> _Work order_: Copy out each line below that has the word "username" in it.

> _Materials provided_:
[Start of Attachment]
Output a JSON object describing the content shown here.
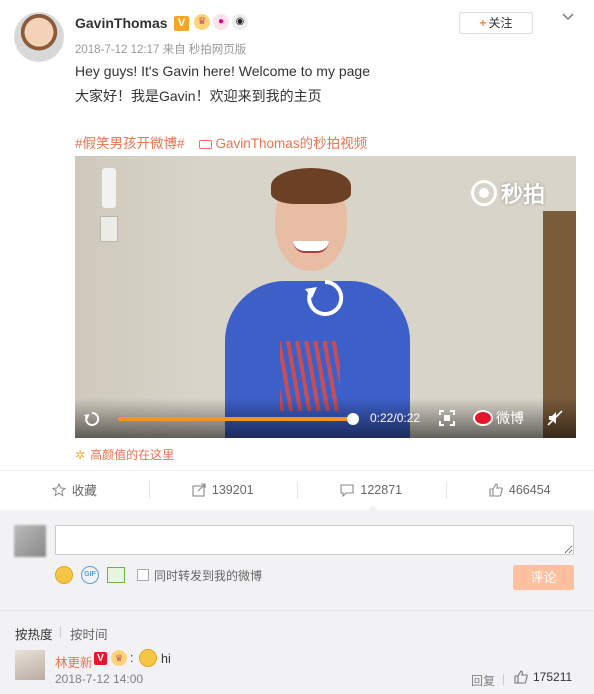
{
  "post": {
    "username": "GavinThomas",
    "verified_badge": "V",
    "badge_icons": [
      "crown-badge-icon",
      "pig-badge-icon",
      "panda-badge-icon"
    ],
    "meta": "2018-7-12 12:17 来自 秒拍网页版",
    "follow_label": "关注",
    "follow_plus": "+",
    "text_en": "Hey guys! It's Gavin here! Welcome to my page",
    "text_cn": "大家好！我是Gavin！欢迎来到我的主页",
    "topic_tag": "#假笑男孩开微博#",
    "video_link": "GavinThomas的秒拍视频",
    "beauty_link": "高颜值的在这里"
  },
  "video": {
    "watermark": "秒拍",
    "time": "0:22/0:22",
    "progress_fraction": 1.0,
    "weibo_label": "微博",
    "accent_color": "#f7931e"
  },
  "actions": {
    "favorite_label": "收藏",
    "repost_count": "139201",
    "comment_count": "122871",
    "like_count": "466454"
  },
  "comment_box": {
    "repost_checkbox_label": "同时转发到我的微博",
    "submit_label": "评论",
    "submit_color": "#ffc09f"
  },
  "sort": {
    "hot_label": "按热度",
    "time_label": "按时间"
  },
  "comments": [
    {
      "username": "林更新",
      "verified": "V",
      "colon": ":",
      "text": "hi",
      "time": "2018-7-12 14:00",
      "reply_label": "回复",
      "likes": "175211"
    }
  ],
  "colors": {
    "brand_orange": "#eb7350",
    "weibo_red": "#e6162d",
    "verified_orange": "#f5a623"
  }
}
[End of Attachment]
> _Exercise result_:
    "username": "GavinThomas",
      "username": "林更新",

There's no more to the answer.